— Task to complete —
Working from the listing below, pick each line containing the word "processed" and copy it.
· · · ·
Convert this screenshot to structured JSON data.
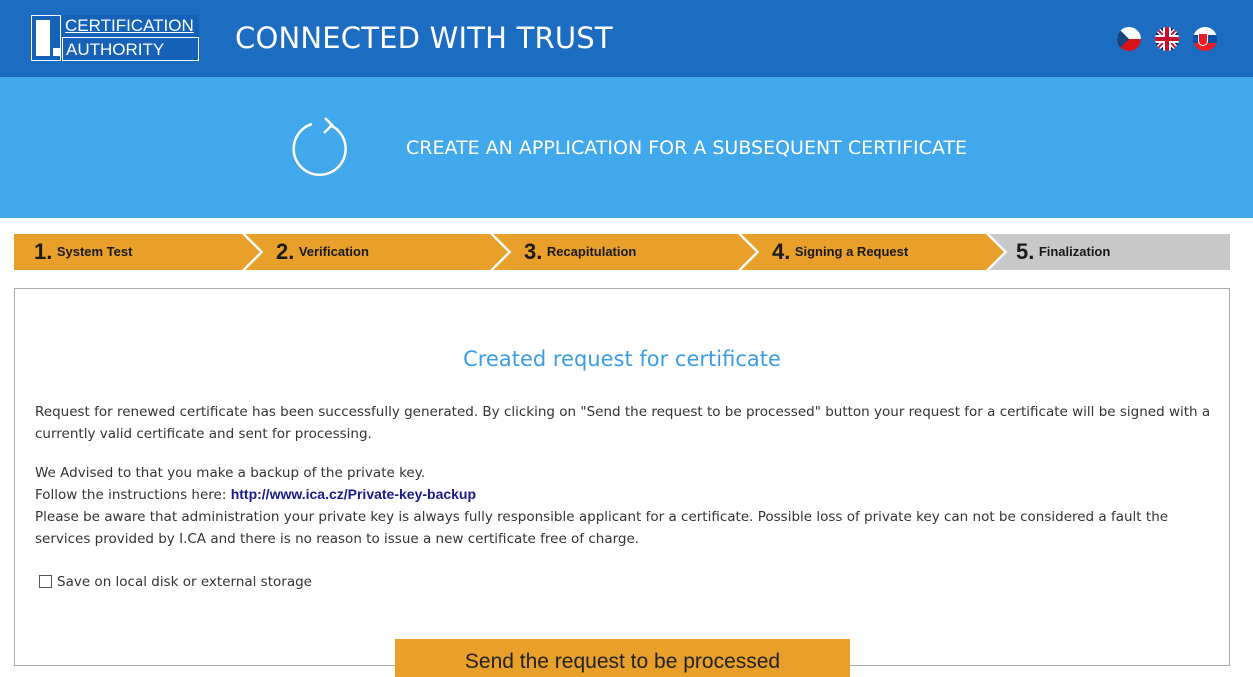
{
  "header": {
    "logo_line1": "CERTIFICATION",
    "logo_line2": "AUTHORITY",
    "slogan": "CONNECTED WITH TRUST",
    "flags": [
      "czech-flag-icon",
      "english-flag-icon",
      "slovak-flag-icon"
    ]
  },
  "banner": {
    "icon": "refresh-icon",
    "title": "CREATE AN APPLICATION FOR A SUBSEQUENT CERTIFICATE"
  },
  "steps": [
    {
      "num": "1.",
      "label": "System Test",
      "state": "done"
    },
    {
      "num": "2.",
      "label": "Verification",
      "state": "done"
    },
    {
      "num": "3.",
      "label": "Recapitulation",
      "state": "done"
    },
    {
      "num": "4.",
      "label": "Signing a Request",
      "state": "done"
    },
    {
      "num": "5.",
      "label": "Finalization",
      "state": "current"
    }
  ],
  "content": {
    "title": "Created request for certificate",
    "paragraph1": "Request for renewed certificate has been successfully generated. By clicking on \"Send the request to be processed\" button your request for a certificate will be signed with a currently valid certificate and sent for processing.",
    "advice": "We Advised to that you make a backup of the private key.",
    "instructions_label": "Follow the instructions here:",
    "instructions_link": "http://www.ica.cz/Private-key-backup",
    "warning": "Please be aware that administration your private key is always fully responsible applicant for a certificate. Possible loss of private key can not be considered a fault the services provided by I.CA and there is no reason to issue a new certificate free of charge.",
    "checkbox_label": "Save on local disk or external storage",
    "checkbox_checked": false
  },
  "send_button": "Send the request to be processed",
  "colors": {
    "header": "#1c6dc2",
    "banner": "#42a8ec",
    "step_done": "#e8a02a",
    "step_current": "#c8c8c8",
    "title_blue": "#3a9de6"
  }
}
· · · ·
— Task response —
    "paragraph1": "Request for renewed certificate has been successfully generated. By clicking on \"Send the request to be processed\" button your request for a certificate will be signed with a currently valid certificate and sent for processing.",
  "send_button": "Send the request to be processed",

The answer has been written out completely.